## [Records shown]
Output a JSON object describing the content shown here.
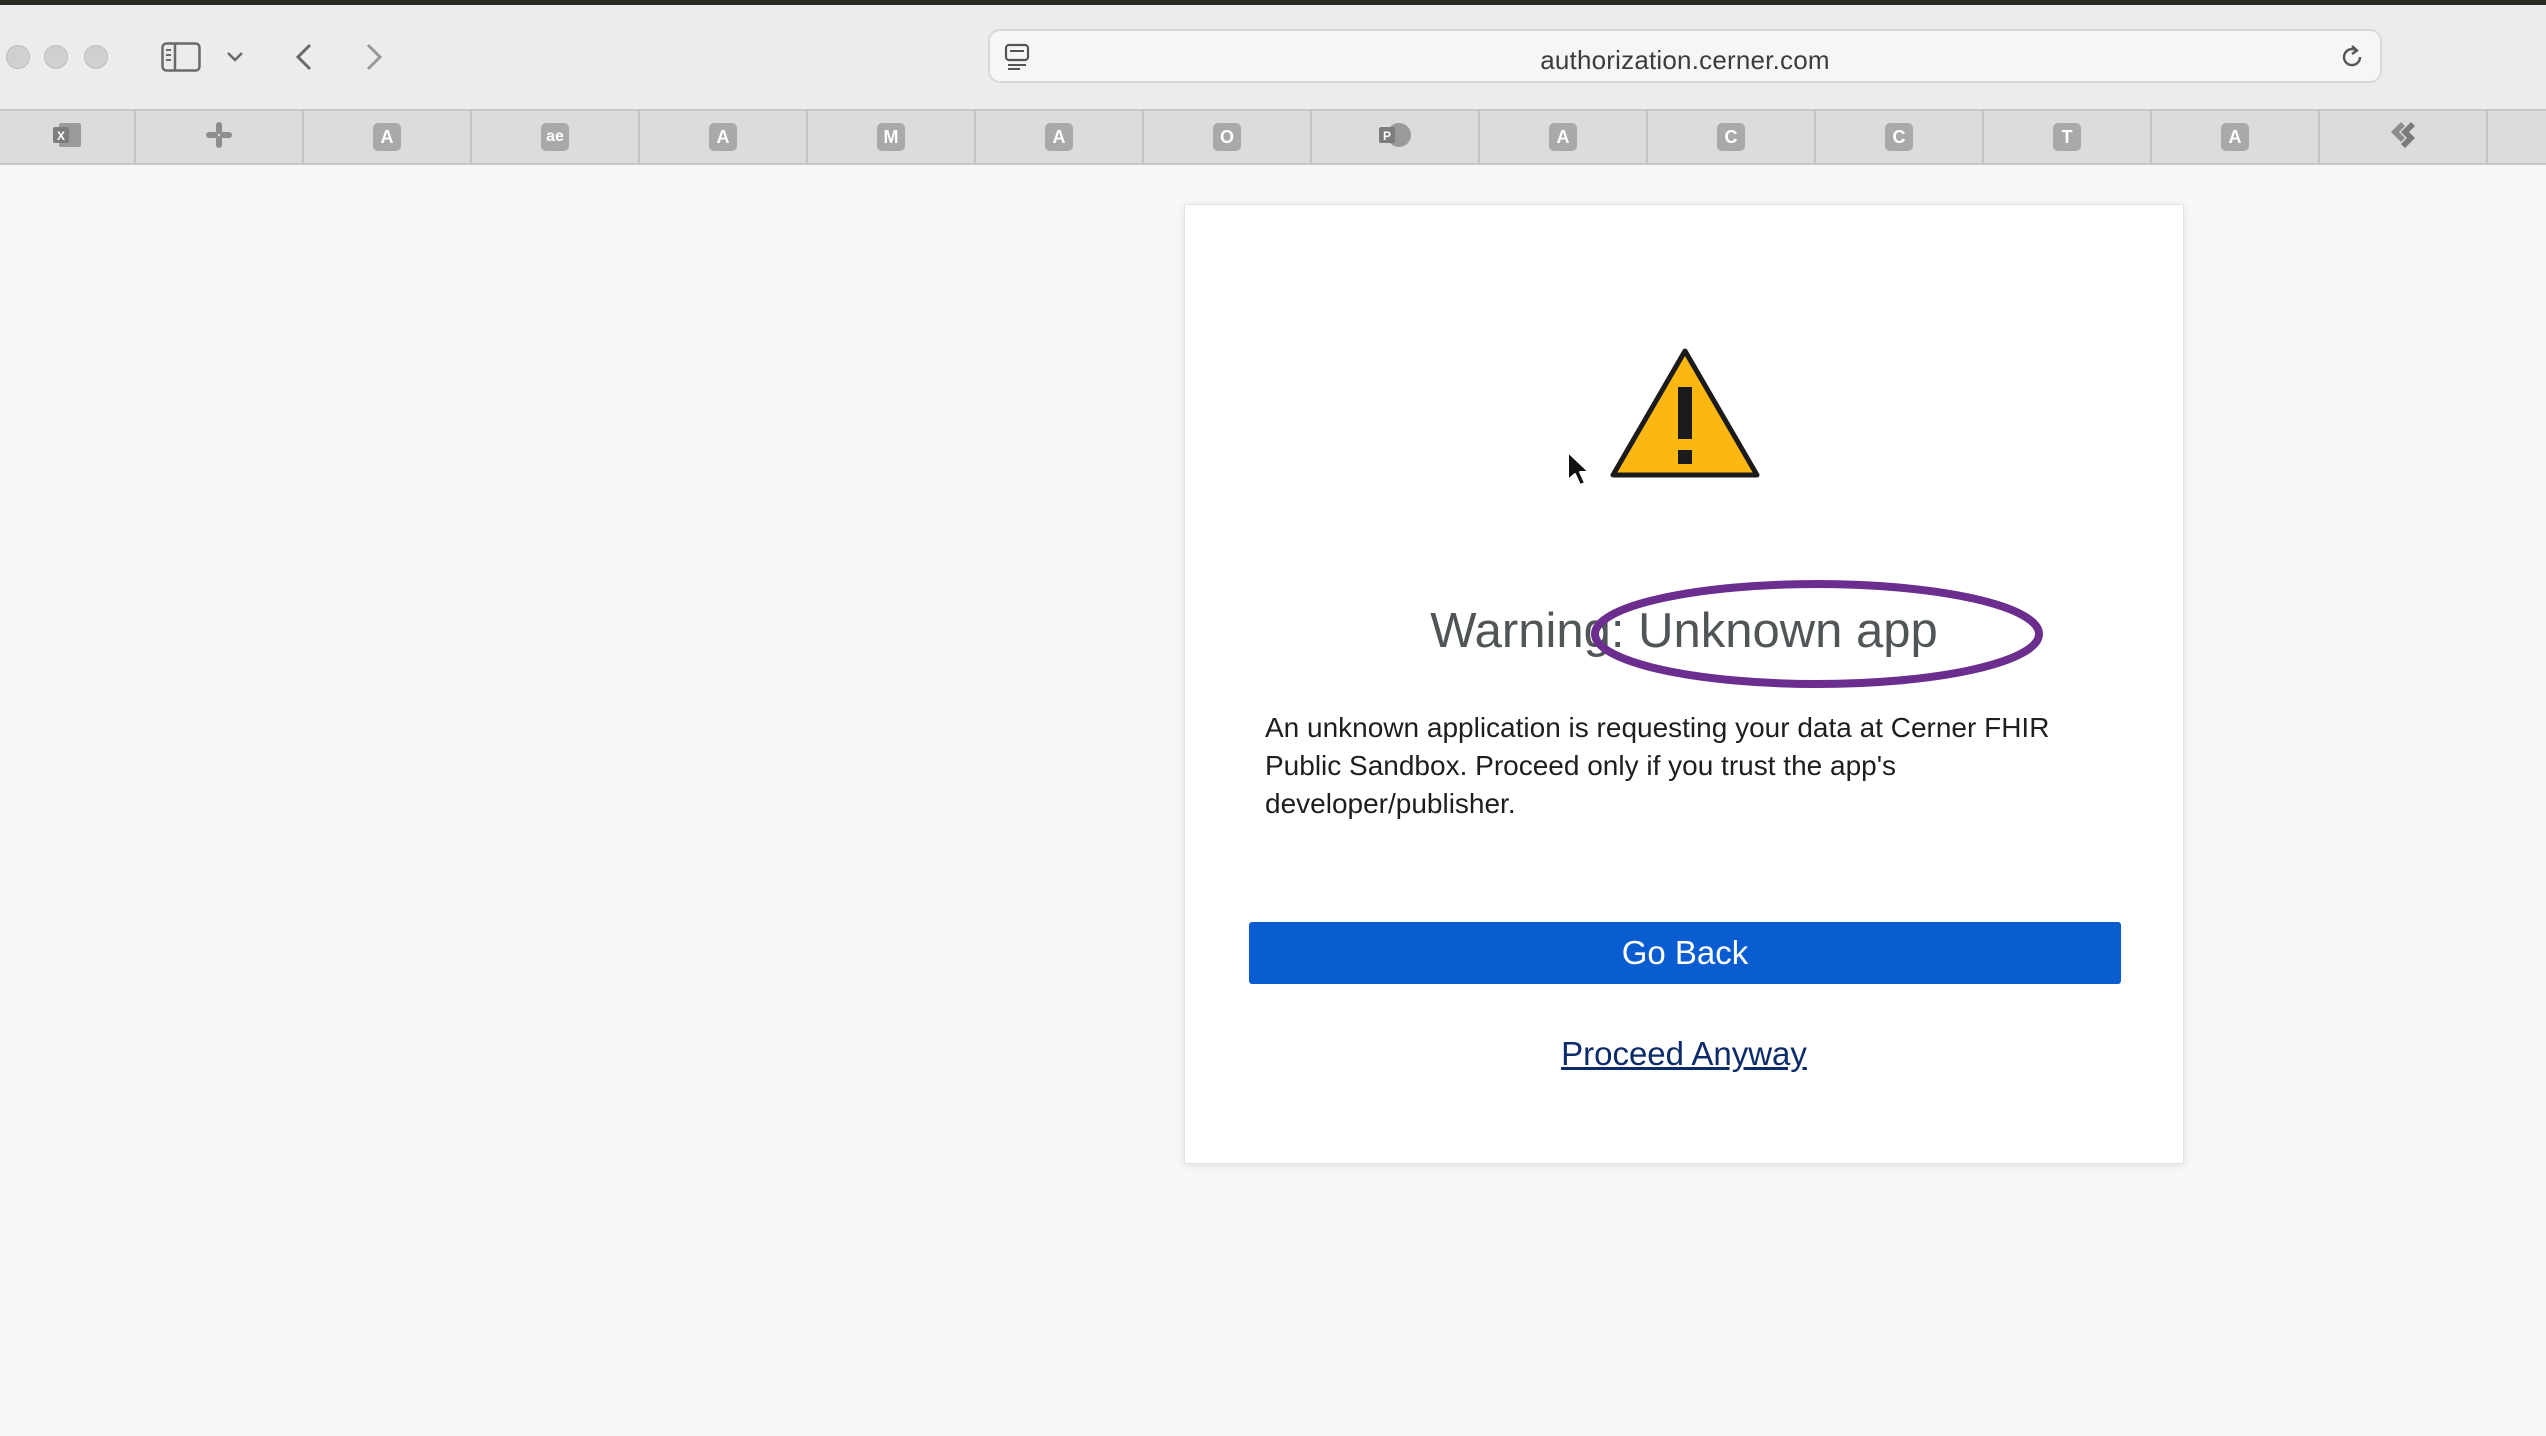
{
  "browser": {
    "url": "authorization.cerner.com",
    "icons": {
      "sidebar": "sidebar-icon",
      "dropdown": "chevron-down-icon",
      "back": "chevron-left-icon",
      "forward": "chevron-right-icon",
      "page_menu": "page-menu-icon",
      "reload": "reload-icon"
    }
  },
  "tabs": [
    {
      "letter": "",
      "icon": "excel-icon"
    },
    {
      "letter": "",
      "icon": "slack-icon"
    },
    {
      "letter": "A"
    },
    {
      "letter": "ae"
    },
    {
      "letter": "A"
    },
    {
      "letter": "M"
    },
    {
      "letter": "A"
    },
    {
      "letter": "O"
    },
    {
      "letter": "",
      "icon": "powerpoint-icon"
    },
    {
      "letter": "A"
    },
    {
      "letter": "C"
    },
    {
      "letter": "C"
    },
    {
      "letter": "T"
    },
    {
      "letter": "A"
    },
    {
      "letter": "",
      "icon": "jira-icon"
    }
  ],
  "dialog": {
    "icon": "warning-triangle-icon",
    "title": "Warning: Unknown app",
    "message": "An unknown application is requesting your data at Cerner FHIR Public Sandbox. Proceed only if you trust the app's developer/publisher.",
    "go_back_label": "Go Back",
    "proceed_label": "Proceed Anyway"
  },
  "colors": {
    "primary_button": "#0a5dd0",
    "warning_fill": "#fbb813",
    "annotation_oval": "#6b2d8e",
    "link": "#0c2b6b"
  }
}
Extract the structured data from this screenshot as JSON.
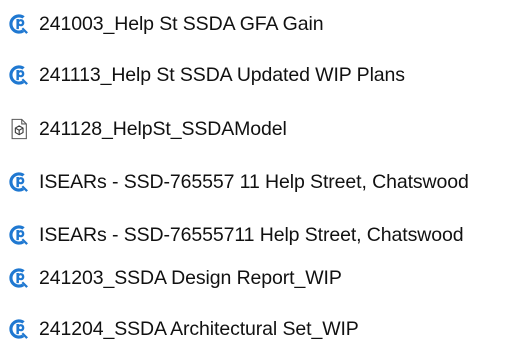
{
  "files": [
    {
      "name": "241003_Help St SSDA GFA Gain",
      "icon": "bluebeam-pdf-icon"
    },
    {
      "name": "241113_Help St SSDA Updated WIP Plans",
      "icon": "bluebeam-pdf-icon"
    },
    {
      "name": "241128_HelpSt_SSDAModel",
      "icon": "3d-model-file-icon"
    },
    {
      "name": "ISEARs - SSD-765557 11 Help Street, Chatswood",
      "icon": "bluebeam-pdf-icon"
    },
    {
      "name": "ISEARs - SSD-76555711 Help Street, Chatswood",
      "icon": "bluebeam-pdf-icon"
    },
    {
      "name": "241203_SSDA Design Report_WIP",
      "icon": "bluebeam-pdf-icon"
    },
    {
      "name": "241204_SSDA Architectural Set_WIP",
      "icon": "bluebeam-pdf-icon"
    }
  ],
  "colors": {
    "pdf_icon_blue": "#1F78D1",
    "text": "#111111",
    "background": "#FFFFFF"
  }
}
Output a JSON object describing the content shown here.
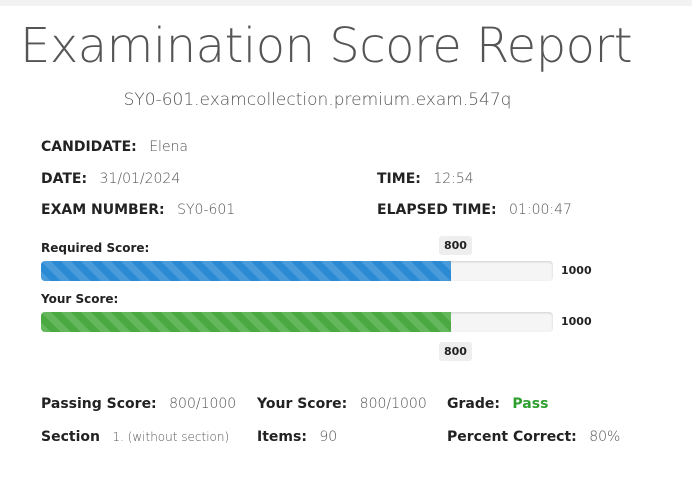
{
  "report": {
    "title": "Examination Score Report",
    "exam_file": "SY0-601.examcollection.premium.exam.547q"
  },
  "candidate": {
    "label": "CANDIDATE:",
    "value": "Elena"
  },
  "date": {
    "label": "DATE:",
    "value": "31/01/2024"
  },
  "time": {
    "label": "TIME:",
    "value": "12:54"
  },
  "exam_number": {
    "label": "EXAM NUMBER:",
    "value": "SY0-601"
  },
  "elapsed_time": {
    "label": "ELAPSED TIME:",
    "value": "01:00:47"
  },
  "bars": {
    "required": {
      "label": "Required Score:",
      "score": "800",
      "max": "1000",
      "fraction": 0.8,
      "color": "#2a8ad4"
    },
    "yours": {
      "label": "Your Score:",
      "score": "800",
      "max": "1000",
      "fraction": 0.8,
      "color": "#4aaa41"
    }
  },
  "summary": {
    "passing_score": {
      "label": "Passing Score:",
      "value": "800/1000"
    },
    "your_score": {
      "label": "Your Score:",
      "value": "800/1000"
    },
    "grade": {
      "label": "Grade:",
      "value": "Pass",
      "color": "#2e9e2e"
    },
    "section": {
      "label": "Section",
      "value": "1. (without section)"
    },
    "items": {
      "label": "Items:",
      "value": "90"
    },
    "percent_correct": {
      "label": "Percent Correct:",
      "value": "80%"
    }
  }
}
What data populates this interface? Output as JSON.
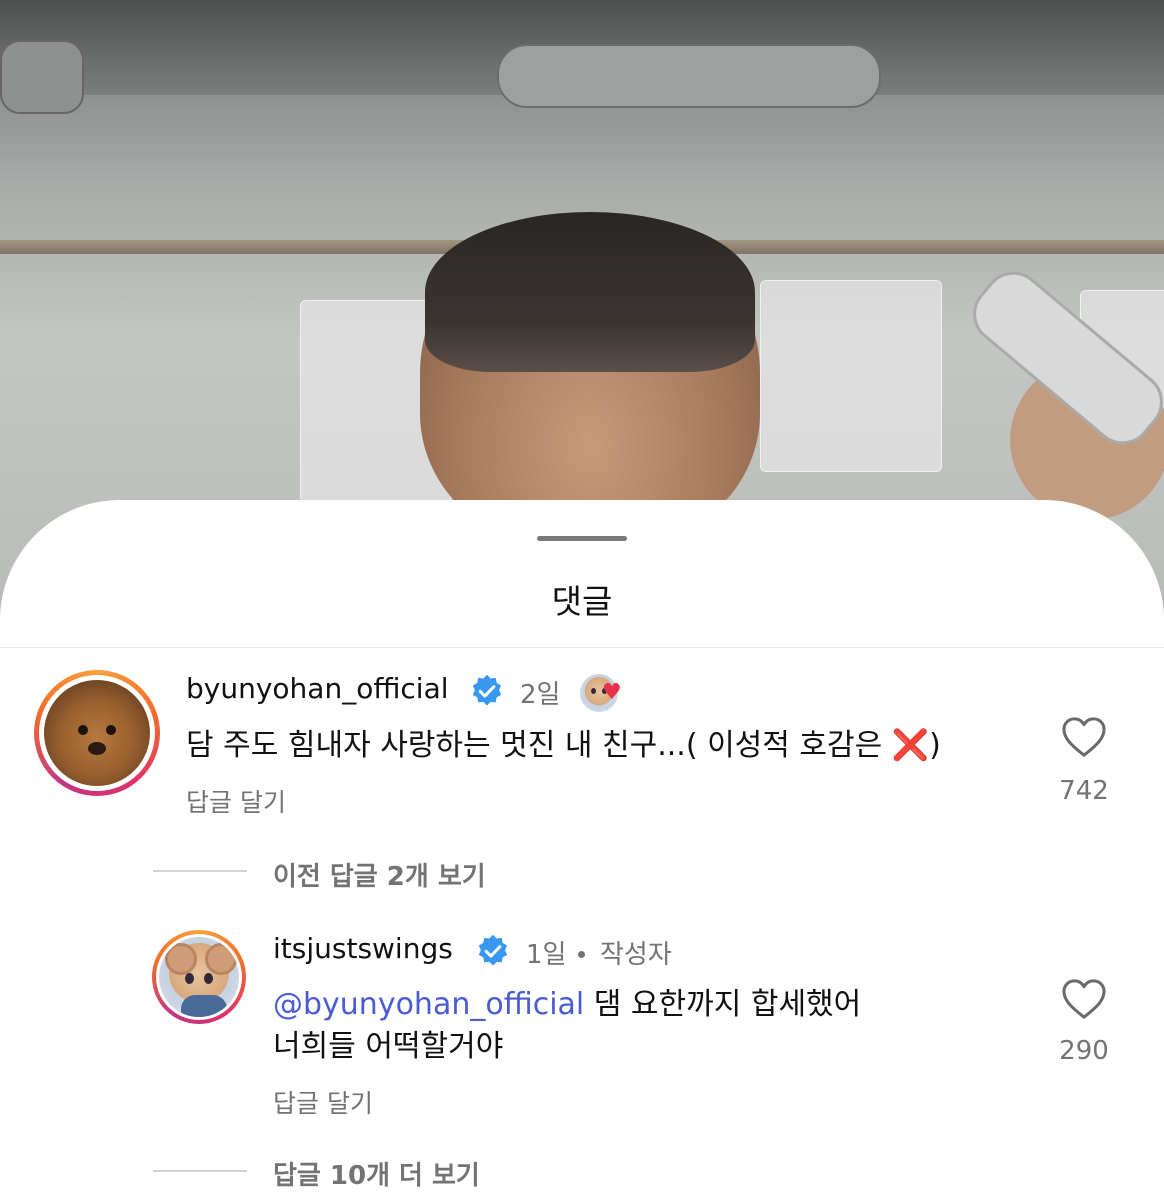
{
  "sheet": {
    "title": "댓글"
  },
  "comments": [
    {
      "username": "byunyohan_official",
      "time": "2일",
      "text": "담 주도 힘내자 사랑하는 멋진 내 친구...( 이성적 호감은 ",
      "emoji": "❌",
      "text_end": ")",
      "reply_label": "답글 달기",
      "likes": "742"
    }
  ],
  "thread": {
    "view_previous": "이전 답글 2개 보기"
  },
  "reply": {
    "username": "itsjustswings",
    "time": "1일",
    "author_tag": "작성자",
    "mention": "@byunyohan_official",
    "text_line1": " 댐 요한까지 합세했어",
    "text_line2": "너희들 어떡할거야",
    "reply_label": "답글 달기",
    "likes": "290"
  },
  "more_replies": "답글 10개 더 보기",
  "icons": {
    "verified": "verified-badge-icon",
    "heart": "heart-outline-icon",
    "liked_by_creator": "creator-heart-icon"
  },
  "colors": {
    "verified": "#3897f0",
    "mention": "#4a5bd6",
    "muted": "#737373"
  }
}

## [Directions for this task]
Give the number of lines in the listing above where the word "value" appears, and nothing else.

## [Response to this exercise]
11